“We believe we now have much more options than before,” said Keiji Tachikawa, president and chief executive officer of NTT DoCoMo at a Tokyo news conference. “We have to find out what Cingular has in its mind and based on that, we will decide on our future approach. Nothing is decided at this point. We’ve talked with the management of AT&T Wireless and according to their explanation, Cingular seems to have an interest in DoCoMo as well so it’s up to future discussion.”

NTT DoCoMo picked up its AT&T Wireless stake in January 2001, during the height of the third-generation(3G) wireless frenzy, paying around US$8 billion. Most of the value of the investment is now gone. NTT DoCoMo wrote off almost its entire investment in the carrier in 2002 following a sharp drop in AT&T Wireless’ share price.

But an agreement still exists between the two carriers under which AT&T Wireless is obliged to roll-out a Wideband Code Division Multiple Access (WCDMA) 3G service based on at least 1,000 cell sites in four cities by the end of this year; otherwise, NTT DoCoMo can insist that AT&T Wireless buys back its stake.

That contract will remain in force should Cingular complete the deal and gain control of AT&T Wireless, said Tachikawa.

“Our position is that our rights will continue (should Cingular complete its deal),” he said. “I understand this is how contracts are interpreted in the U.S. In reality, I think they want to start roll out much earlier than December.”

“The AT&T Wireless 3G network is already prepared, the infrastructure is being made and handsets have been ordered,” he said.

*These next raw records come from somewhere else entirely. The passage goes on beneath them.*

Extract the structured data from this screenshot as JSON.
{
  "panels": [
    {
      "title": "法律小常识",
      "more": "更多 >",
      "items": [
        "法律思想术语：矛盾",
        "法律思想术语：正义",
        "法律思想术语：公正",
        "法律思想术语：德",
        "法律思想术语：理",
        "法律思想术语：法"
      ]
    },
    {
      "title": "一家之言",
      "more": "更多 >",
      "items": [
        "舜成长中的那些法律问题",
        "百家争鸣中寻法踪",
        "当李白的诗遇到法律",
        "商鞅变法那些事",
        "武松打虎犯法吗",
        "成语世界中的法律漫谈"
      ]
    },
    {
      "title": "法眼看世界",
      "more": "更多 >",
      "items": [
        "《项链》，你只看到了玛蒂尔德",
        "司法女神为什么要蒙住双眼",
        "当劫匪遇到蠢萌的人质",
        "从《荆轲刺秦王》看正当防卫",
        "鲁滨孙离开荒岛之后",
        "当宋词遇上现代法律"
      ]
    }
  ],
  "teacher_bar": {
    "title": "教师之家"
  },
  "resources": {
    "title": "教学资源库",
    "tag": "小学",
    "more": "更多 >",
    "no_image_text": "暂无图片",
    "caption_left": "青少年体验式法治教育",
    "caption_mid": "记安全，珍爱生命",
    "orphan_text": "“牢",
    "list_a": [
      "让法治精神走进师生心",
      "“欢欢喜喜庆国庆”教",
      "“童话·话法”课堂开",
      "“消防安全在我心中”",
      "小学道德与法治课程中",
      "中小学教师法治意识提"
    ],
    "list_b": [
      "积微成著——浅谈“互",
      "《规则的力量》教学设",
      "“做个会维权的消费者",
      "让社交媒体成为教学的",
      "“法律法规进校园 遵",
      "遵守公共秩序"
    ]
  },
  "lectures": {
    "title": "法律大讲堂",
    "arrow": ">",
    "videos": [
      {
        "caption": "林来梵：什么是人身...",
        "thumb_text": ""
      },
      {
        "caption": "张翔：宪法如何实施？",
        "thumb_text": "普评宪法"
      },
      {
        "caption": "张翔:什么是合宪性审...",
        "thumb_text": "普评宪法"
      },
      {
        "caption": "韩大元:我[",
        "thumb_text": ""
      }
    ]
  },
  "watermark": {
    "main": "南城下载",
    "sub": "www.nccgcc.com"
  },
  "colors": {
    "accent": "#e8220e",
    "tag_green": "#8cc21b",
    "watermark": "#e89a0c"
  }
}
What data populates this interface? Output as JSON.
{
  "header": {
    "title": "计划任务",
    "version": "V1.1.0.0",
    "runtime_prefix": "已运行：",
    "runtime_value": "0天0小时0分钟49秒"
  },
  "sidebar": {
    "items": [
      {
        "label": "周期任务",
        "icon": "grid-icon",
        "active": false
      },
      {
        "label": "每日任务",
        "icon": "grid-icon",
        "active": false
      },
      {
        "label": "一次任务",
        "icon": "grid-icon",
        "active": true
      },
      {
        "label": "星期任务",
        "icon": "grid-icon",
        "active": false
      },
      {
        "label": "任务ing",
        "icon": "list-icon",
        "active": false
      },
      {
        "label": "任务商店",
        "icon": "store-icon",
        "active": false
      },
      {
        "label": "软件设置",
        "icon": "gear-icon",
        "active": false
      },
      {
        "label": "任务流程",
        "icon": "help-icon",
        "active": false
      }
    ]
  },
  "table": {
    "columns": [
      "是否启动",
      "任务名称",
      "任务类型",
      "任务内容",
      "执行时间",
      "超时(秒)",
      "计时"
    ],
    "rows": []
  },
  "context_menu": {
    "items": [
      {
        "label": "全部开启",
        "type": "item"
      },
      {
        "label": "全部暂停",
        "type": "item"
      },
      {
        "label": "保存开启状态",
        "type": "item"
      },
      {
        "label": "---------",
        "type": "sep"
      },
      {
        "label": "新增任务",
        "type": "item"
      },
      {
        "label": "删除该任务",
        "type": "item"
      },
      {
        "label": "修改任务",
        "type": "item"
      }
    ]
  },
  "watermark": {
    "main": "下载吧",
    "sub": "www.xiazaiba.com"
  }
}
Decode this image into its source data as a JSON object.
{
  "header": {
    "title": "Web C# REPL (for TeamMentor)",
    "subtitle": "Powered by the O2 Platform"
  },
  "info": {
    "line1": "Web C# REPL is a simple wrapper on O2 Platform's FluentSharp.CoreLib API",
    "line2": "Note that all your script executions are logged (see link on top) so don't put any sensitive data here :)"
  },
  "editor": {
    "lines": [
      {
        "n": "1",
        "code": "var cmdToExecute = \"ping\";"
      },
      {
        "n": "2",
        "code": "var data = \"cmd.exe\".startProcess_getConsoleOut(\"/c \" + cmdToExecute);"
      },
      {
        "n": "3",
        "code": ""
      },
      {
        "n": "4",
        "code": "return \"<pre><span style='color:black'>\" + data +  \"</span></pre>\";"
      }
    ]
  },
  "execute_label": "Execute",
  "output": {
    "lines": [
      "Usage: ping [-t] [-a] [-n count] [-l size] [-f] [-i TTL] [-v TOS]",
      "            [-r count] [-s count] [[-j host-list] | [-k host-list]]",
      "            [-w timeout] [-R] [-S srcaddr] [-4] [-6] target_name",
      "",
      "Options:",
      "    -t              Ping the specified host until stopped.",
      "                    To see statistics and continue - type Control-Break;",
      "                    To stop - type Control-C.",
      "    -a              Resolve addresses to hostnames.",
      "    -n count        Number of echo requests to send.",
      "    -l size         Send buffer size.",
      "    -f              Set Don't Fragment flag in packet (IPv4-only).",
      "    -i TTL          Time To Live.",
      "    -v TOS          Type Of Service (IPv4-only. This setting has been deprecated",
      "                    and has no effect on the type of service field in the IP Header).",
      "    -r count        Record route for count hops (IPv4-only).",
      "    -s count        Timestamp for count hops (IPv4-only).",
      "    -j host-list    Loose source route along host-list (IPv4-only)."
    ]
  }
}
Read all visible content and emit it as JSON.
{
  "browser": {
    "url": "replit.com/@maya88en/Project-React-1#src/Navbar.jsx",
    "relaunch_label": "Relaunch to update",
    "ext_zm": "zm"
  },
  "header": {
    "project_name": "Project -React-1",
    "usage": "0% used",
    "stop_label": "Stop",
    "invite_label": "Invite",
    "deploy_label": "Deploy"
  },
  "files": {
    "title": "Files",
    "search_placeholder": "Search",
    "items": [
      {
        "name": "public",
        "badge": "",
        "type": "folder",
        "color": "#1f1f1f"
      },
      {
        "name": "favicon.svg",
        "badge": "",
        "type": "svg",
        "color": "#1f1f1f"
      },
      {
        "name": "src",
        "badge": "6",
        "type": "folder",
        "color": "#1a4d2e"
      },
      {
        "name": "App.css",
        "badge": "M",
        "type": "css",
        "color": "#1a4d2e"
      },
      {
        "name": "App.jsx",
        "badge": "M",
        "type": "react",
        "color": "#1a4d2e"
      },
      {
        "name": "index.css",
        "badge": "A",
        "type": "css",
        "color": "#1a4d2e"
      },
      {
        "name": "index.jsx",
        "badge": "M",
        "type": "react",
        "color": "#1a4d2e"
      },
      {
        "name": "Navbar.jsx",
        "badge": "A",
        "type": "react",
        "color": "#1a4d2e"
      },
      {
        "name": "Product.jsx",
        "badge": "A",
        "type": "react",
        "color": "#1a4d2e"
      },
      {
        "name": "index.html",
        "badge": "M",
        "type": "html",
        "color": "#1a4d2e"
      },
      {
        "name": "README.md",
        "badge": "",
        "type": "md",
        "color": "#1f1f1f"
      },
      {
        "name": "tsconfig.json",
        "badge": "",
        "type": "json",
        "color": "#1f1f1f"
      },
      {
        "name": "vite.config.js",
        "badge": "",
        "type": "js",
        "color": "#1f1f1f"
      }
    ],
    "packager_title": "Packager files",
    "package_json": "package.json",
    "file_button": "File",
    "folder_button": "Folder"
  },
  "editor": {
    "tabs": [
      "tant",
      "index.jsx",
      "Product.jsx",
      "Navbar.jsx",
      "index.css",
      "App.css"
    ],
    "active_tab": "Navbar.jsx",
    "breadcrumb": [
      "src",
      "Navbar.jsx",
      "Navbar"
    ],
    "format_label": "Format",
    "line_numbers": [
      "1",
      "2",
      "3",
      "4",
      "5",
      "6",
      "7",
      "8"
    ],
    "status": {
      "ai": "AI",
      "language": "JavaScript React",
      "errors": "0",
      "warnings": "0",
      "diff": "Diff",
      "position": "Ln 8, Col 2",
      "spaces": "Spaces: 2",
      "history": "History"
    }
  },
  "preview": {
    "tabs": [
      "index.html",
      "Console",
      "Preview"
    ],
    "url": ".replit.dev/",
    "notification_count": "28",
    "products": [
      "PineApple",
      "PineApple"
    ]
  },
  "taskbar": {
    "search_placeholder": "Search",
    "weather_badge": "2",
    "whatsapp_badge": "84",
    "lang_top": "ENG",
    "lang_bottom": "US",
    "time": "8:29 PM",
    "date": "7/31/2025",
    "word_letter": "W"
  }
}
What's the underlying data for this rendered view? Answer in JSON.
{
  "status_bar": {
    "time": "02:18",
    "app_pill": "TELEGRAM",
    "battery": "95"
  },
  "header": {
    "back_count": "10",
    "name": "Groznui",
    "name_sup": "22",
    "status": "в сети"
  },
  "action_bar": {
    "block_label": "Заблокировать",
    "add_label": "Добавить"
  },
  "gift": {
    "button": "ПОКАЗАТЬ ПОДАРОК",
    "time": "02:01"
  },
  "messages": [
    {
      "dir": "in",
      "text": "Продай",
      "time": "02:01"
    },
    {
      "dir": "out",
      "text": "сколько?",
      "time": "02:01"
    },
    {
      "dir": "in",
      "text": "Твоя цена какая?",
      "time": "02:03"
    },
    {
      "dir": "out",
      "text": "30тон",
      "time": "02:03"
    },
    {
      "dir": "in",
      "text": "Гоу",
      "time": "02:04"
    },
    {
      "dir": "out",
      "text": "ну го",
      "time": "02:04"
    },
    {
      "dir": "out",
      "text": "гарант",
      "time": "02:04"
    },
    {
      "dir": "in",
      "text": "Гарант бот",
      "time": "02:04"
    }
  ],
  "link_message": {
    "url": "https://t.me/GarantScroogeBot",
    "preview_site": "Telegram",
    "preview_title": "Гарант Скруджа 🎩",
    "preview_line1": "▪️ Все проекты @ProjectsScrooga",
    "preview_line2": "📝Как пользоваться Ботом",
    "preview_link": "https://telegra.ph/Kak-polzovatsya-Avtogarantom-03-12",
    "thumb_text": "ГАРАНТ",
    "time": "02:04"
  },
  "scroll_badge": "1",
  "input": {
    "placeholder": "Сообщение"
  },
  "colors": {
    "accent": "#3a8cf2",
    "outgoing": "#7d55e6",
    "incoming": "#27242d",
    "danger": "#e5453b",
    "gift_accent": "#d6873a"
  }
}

As for NTT DoCoMo’s future relationship with Cingular, Tachikawa said that of four options available, only one appears unlikely at present: that of taking majority or 100 per cent control. Other options include a minority stake, technical alliance or simply friendship, he said.